What the task asks
For the entries below, state how many lines contain the word "Virtual" and add nothing else.

------ Data shown

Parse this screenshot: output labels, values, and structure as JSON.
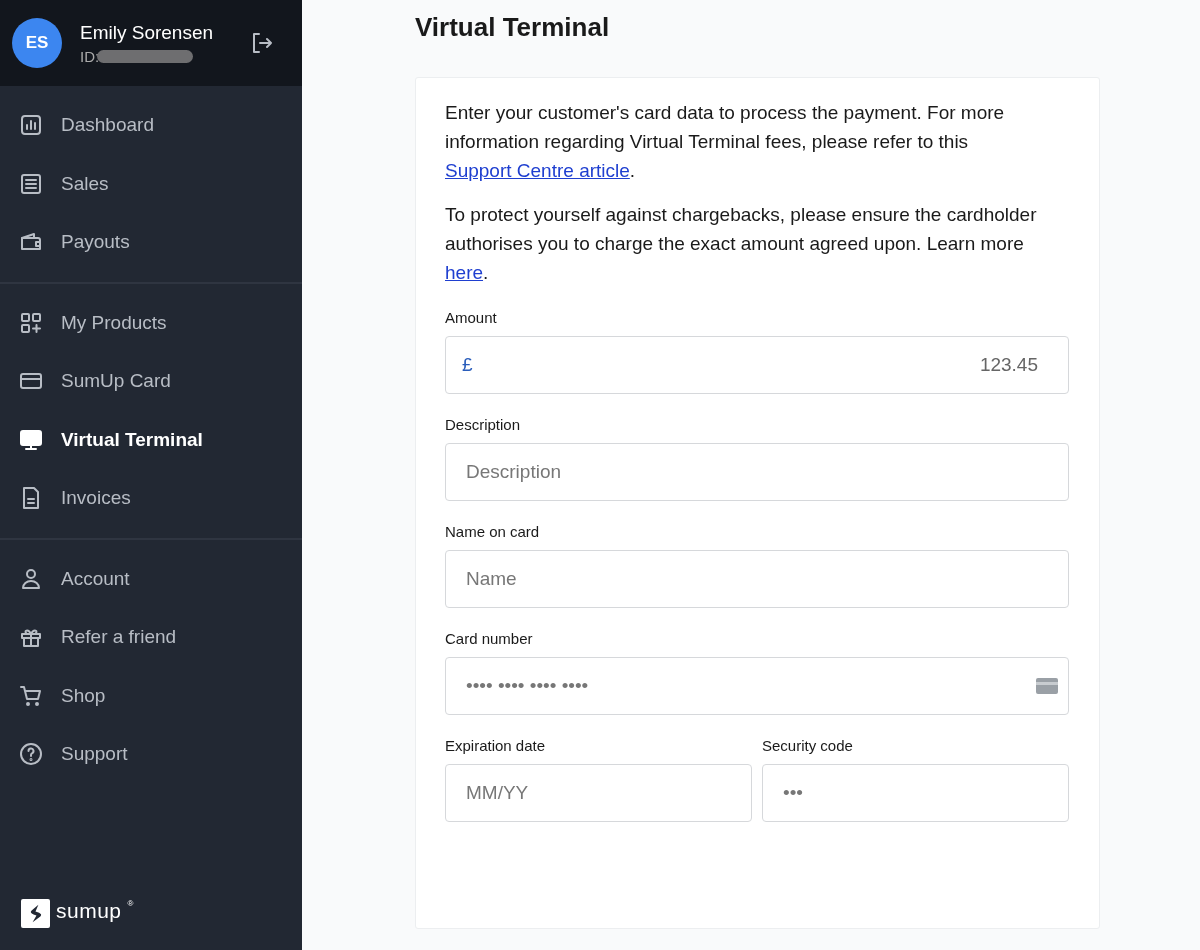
{
  "user": {
    "initials": "ES",
    "name": "Emily Sorensen",
    "id_label": "ID:"
  },
  "nav_groups": [
    {
      "items": [
        {
          "label": "Dashboard",
          "selected": false
        },
        {
          "label": "Sales",
          "selected": false
        },
        {
          "label": "Payouts",
          "selected": false
        }
      ]
    },
    {
      "items": [
        {
          "label": "My Products",
          "selected": false
        },
        {
          "label": "SumUp Card",
          "selected": false
        },
        {
          "label": "Virtual Terminal",
          "selected": true
        },
        {
          "label": "Invoices",
          "selected": false
        }
      ]
    },
    {
      "items": [
        {
          "label": "Account",
          "selected": false
        },
        {
          "label": "Refer a friend",
          "selected": false
        },
        {
          "label": "Shop",
          "selected": false
        },
        {
          "label": "Support",
          "selected": false
        }
      ]
    }
  ],
  "logo": {
    "wordmark": "sumup",
    "mark": "®"
  },
  "page_title": "Virtual Terminal",
  "paragraphs": [
    [
      {
        "text": "Enter your customer's card data to process the payment. For more information regarding Virtual Terminal fees, please refer to this "
      },
      {
        "link": "Support Centre article"
      },
      {
        "text": "."
      }
    ],
    [
      {
        "text": "To protect yourself against chargebacks, please ensure the cardholder authorises you to charge the exact amount agreed upon. Learn more "
      },
      {
        "link": "here"
      },
      {
        "text": "."
      }
    ]
  ],
  "form_rows": [
    [
      {
        "kind": "amount",
        "label": "Amount",
        "prefix": "£",
        "value": "123.45"
      }
    ],
    [
      {
        "kind": "text",
        "label": "Description",
        "placeholder": "Description"
      }
    ],
    [
      {
        "kind": "text",
        "label": "Name on card",
        "placeholder": "Name"
      }
    ],
    [
      {
        "kind": "card",
        "label": "Card number",
        "placeholder": "•••• •••• •••• ••••"
      }
    ],
    [
      {
        "kind": "text",
        "label": "Expiration date",
        "placeholder": "MM/YY"
      },
      {
        "kind": "text",
        "label": "Security code",
        "placeholder": "•••"
      }
    ]
  ]
}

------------

Expected answer
3